Thank you so much for having me here! I will be on the road to Fairbanks part of the day, but I will log on to answer any questions as soon as I can. Hope everyone is having a fantastic day!

Casey Wyatt said...

Tam - this book is in my TBR pile right now. You know I'm a big fan and am so excited the book is finally out. And I love the cover. It is fantastic! Congratulations on your new release!

Marian Lanouette said...

Excellent post, just added TBR file

Lynn Lovegreen said...

Great explanation of what goes into a cover design. Great story too! Enjoy the book release and blog tour! :-)

Unknown said...

I just finished Botanicaust (I got an e-book from goodreads) and I have to say I loved it. It was one of the best sci-fi/dystopian books I've read in a while. It was so well written and the storyline was strong and interesting. I hope to see a sequel soon.

Celia Breslin said...

Hi Tam, I love your cover. Thanks for sharing your design process. It was very enlightening.

Tam Linsey said...

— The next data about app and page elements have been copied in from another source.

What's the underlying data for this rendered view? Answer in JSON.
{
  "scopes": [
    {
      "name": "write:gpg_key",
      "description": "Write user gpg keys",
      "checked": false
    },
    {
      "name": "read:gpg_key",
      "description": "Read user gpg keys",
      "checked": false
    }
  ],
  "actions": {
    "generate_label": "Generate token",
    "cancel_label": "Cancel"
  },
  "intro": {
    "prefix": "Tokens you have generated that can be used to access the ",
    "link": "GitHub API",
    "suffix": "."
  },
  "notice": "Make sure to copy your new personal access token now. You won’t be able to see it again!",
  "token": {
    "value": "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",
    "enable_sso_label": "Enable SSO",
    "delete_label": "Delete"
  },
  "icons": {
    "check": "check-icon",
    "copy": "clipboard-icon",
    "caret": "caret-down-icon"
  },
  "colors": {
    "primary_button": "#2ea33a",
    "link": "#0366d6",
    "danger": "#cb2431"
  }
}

Thank you, Shannon! I'm working on the sequel, but in the interim, I have a short story I will publish in October (I hope!)
Celia, glad you enjoyed seeing my process. Thanks for stopping!